Fifteen Years of Aggressive Discretionary Fiscal Policy

During the last two recessions, historically low interest rates have led to the unprecedented use of federal spending to provide stimulus for the economy. This has not been an effective approach and has caused a surge in federal debt. In “Fifteen Years of Aggressive Discretionary Fiscal Policy,” Keith Hall argues for a return to greater reliance on monetary policy and rules-based automatic stabilizers.


Over the past 15 years, US fiscal policy has taken a lead role in economic stabilization policy. In this role it has not performed well.
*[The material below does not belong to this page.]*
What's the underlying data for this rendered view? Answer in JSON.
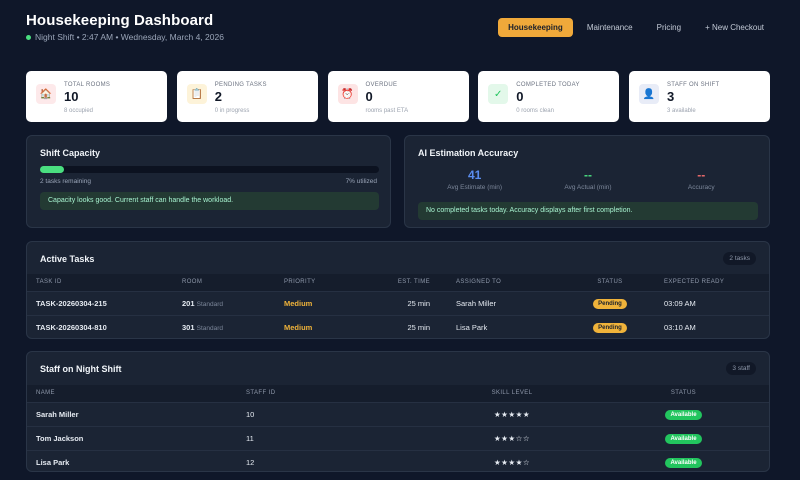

  • Debt: The use of discretionary fiscal policy has caused the current surge in federal debt, up from $5 trillion in 2007 to nearly $22 trillion in 2021—from approximately 35 percent of GDP to 99 percent. In FY 2022 the primary deficit remained high at 3.6 percent of GDP, and debt continued to rise to $24.3 trillion.
  • Overheating: Discretionary fiscal policy continued to provide strong stimulus for the economy despite significant overheating and the highest inflation rate in more than 40 years (7.9 percent in 2022).
  • Inflation: The Federal Reserve has carried the entire burden of reversing the excess stimulus, and therefore inflationary pressure, and has raised the federal funds rate from 0.1 percent to well over 4.5 percent. Even now, continued high budget deficits are making it harder for the Fed to get inflation under control.

Until the Great Recession, discretionary fiscal policy was little used. Before that, monetary policy with assistance from the rules-based automatic stabilizers worked well.

Automatic stabilizers provide stimulus to the economy when there is a negative output gap and remove stimulus when the gap is gone. By contrast, the timing of discretionary fiscal policy’s impact has shown a considerable lag that does not always match changes in the output gap or the effect of automatic stabilizers. This mistiming means that discretionary policy has been unnecessarily costly in terms of a very high accumulation of debt without a very effective countercyclical stimulus.


Ideally, with short-term interest rates well above zero, the United States will return to limiting or ending discretionary fiscal policy and to relying on monetary policy for economic stabilization. If policymakers want fiscal policy to continue to play an important role during downturns in the economy, they should instead look to strengthening the rules-based automatic stabilizers.